The FAZ and Mwape did not respond to the Guardian’s questions but in a statement on Friday the FAZ’s general secretary, Reuben Kamanga, said: “We wish to state the Football Association of Zambia (FAZ) has not received any such complaint from any of the players or officials in the delegation that travelled to the World Cup. It has therefore come as a surprise for us to hear of such alleged misconduct by the coach as reported in the said online publication.
“As a matter of fact, all the training sessions for the Copper Queens were filmed by the FAZ media team and offers no such footage as envisioned by The Guardian. Additionally, a Fifa film crew attached to the Zambian team at the World Cup was present at all training sessions.”
He added: “We however wish to reassure the public that FAZ maintains the highest standards of integrity and transparency and always demands unwavering ethical conduct of the players and officials on and off the field of play. We therefore would not hesitate to take disciplinary measures and act on any misconduct once we are in receipt of an official complaint or when presented with evidence pertaining to an alleged incident.”

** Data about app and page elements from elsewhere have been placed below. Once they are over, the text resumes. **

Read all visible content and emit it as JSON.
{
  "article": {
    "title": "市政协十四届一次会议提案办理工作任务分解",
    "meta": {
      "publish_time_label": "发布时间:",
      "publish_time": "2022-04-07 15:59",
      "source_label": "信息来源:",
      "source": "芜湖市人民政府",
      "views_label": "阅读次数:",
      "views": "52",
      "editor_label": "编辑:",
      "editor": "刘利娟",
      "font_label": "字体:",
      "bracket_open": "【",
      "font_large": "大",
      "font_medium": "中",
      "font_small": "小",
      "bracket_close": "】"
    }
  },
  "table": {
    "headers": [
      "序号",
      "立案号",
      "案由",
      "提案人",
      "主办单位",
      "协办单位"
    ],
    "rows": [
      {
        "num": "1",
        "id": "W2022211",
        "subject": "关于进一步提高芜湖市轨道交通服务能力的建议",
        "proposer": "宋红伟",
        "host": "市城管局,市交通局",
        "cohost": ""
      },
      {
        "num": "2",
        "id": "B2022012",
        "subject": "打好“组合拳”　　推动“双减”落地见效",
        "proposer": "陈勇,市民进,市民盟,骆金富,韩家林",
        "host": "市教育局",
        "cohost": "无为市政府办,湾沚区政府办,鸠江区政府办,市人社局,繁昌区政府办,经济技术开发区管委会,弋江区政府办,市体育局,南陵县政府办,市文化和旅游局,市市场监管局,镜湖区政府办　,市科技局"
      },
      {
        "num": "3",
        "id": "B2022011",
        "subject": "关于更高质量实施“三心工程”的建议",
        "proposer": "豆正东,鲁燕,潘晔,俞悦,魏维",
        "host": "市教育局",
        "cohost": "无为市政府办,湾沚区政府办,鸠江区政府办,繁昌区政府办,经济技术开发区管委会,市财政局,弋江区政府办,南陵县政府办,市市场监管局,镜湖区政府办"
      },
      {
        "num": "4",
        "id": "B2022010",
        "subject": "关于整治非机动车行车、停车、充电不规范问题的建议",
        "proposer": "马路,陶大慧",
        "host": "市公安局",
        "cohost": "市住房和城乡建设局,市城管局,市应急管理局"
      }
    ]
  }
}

Mwape was appointed by Zambia in May 2018 and helped them qualify for the World Cup for the first time. The FAZ said in September 2022 that it had referred an investigation into allegations of sexual abuse in the women’s game to Fifa. Mwape and the under-17s coach Kaluba Kangwa are understood to have been among the FAZ employees who were investigated. Kangwa has left his post despite no official announcement from the FAZ.

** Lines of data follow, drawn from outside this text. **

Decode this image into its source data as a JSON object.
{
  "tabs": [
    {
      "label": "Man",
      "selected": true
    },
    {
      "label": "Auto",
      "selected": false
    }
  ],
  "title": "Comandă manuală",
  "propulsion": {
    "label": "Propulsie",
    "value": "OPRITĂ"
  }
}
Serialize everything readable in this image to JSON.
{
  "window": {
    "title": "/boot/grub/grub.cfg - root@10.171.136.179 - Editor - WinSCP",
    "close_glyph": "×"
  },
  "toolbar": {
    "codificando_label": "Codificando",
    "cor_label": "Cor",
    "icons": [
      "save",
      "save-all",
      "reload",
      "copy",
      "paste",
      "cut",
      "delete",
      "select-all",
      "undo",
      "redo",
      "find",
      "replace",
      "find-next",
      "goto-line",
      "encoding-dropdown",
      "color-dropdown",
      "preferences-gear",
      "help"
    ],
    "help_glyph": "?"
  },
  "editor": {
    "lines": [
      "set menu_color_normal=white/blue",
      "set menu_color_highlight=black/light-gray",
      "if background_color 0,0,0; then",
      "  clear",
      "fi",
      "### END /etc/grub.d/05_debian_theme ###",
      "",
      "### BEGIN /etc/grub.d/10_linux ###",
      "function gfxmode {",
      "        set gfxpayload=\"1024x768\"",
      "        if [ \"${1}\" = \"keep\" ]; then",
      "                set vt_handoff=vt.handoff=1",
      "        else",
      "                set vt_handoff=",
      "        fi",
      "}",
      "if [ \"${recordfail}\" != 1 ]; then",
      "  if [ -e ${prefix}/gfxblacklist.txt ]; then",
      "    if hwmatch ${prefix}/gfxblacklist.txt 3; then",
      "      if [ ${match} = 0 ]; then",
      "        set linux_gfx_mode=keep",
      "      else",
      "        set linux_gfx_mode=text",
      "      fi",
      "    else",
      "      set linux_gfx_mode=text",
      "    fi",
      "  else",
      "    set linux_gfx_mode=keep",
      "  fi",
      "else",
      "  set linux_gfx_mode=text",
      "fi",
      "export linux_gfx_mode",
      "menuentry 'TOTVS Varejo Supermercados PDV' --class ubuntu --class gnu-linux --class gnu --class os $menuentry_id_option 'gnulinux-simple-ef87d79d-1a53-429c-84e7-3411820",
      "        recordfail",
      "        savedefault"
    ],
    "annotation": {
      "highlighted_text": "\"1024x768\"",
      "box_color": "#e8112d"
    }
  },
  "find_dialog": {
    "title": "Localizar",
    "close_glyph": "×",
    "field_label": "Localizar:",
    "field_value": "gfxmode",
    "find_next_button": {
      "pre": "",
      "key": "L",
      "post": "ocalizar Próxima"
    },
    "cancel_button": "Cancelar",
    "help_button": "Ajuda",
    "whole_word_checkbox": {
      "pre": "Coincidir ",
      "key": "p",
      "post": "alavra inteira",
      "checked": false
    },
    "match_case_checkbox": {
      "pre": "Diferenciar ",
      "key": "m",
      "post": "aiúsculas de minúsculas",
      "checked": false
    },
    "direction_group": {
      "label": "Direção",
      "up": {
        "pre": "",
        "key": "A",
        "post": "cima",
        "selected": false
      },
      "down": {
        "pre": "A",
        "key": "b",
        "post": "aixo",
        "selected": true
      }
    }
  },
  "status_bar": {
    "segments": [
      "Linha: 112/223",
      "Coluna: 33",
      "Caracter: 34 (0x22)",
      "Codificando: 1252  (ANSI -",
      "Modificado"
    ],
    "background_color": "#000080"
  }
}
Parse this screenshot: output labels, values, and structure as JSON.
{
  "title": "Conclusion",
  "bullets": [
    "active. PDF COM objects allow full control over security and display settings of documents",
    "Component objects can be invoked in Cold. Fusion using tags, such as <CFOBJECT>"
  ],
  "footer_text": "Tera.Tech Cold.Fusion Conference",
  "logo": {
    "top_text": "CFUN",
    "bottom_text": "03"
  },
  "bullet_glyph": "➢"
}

“If he [Mwape] wants to sleep with someone, you have to say yes,” one player who did not want to be named told the Guardian last month. “It’s normal that the coach sleeps with the players in our team.”
A Fifa spokesperson told the Guardian last year that it was aware of the accusations against Mwape and has been in touch with the FAZ over the case but could not comment on ongoing investigations.
Mwape has previously denied the accusations. “It has taken about a year now,” he said in New Zealand before Zambia’s first game. “You are still talking about the same allegations. As far as I’m concerned they are fake allegations.”
He was questioned about the allegations last week before Zambia’s second game but a Fifa media officer asked journalists to restrict their questions “to the football and to the tournament only”. Mwape went on to say that “the truth of the matter should actually come out”.
It is also understood that most of Zambia’s players and some members of staff have not been paid since competing at the Tokyo Olympics two years ago despite receiving assurances from the country’s president, Hakainde Hichilema, before the tournament. Some are believed to be owed as much as $60,000 (about £47,000), including a $5,000 win bonus for beating Costa Rica.
Fifa announced last month it would pay every player at the Women’s World Cup at least $30,000 after what the players’ union Fifpro described as the “outcome of tremendous global collective action by over 150 national team players” and months of “constructive negotiation with Fifa”. There are fears among Zambia’s players that they will not receive what they are owed because Fifa will direct the money via the national federations.
“We’ve issued recommendations, but we are an association of associations,” said Fifa’s president, Gianni Infantino, recently. “So whatever payments we do will be through the associations and then the associations will make the relevant payments to their own players.
“There are different situations in different parts of the world – taxation, residence and so on. I joke sometimes that we can’t artificially print money. If we could, that would be nice, but at the end we can distribute, we can pay what we generate.”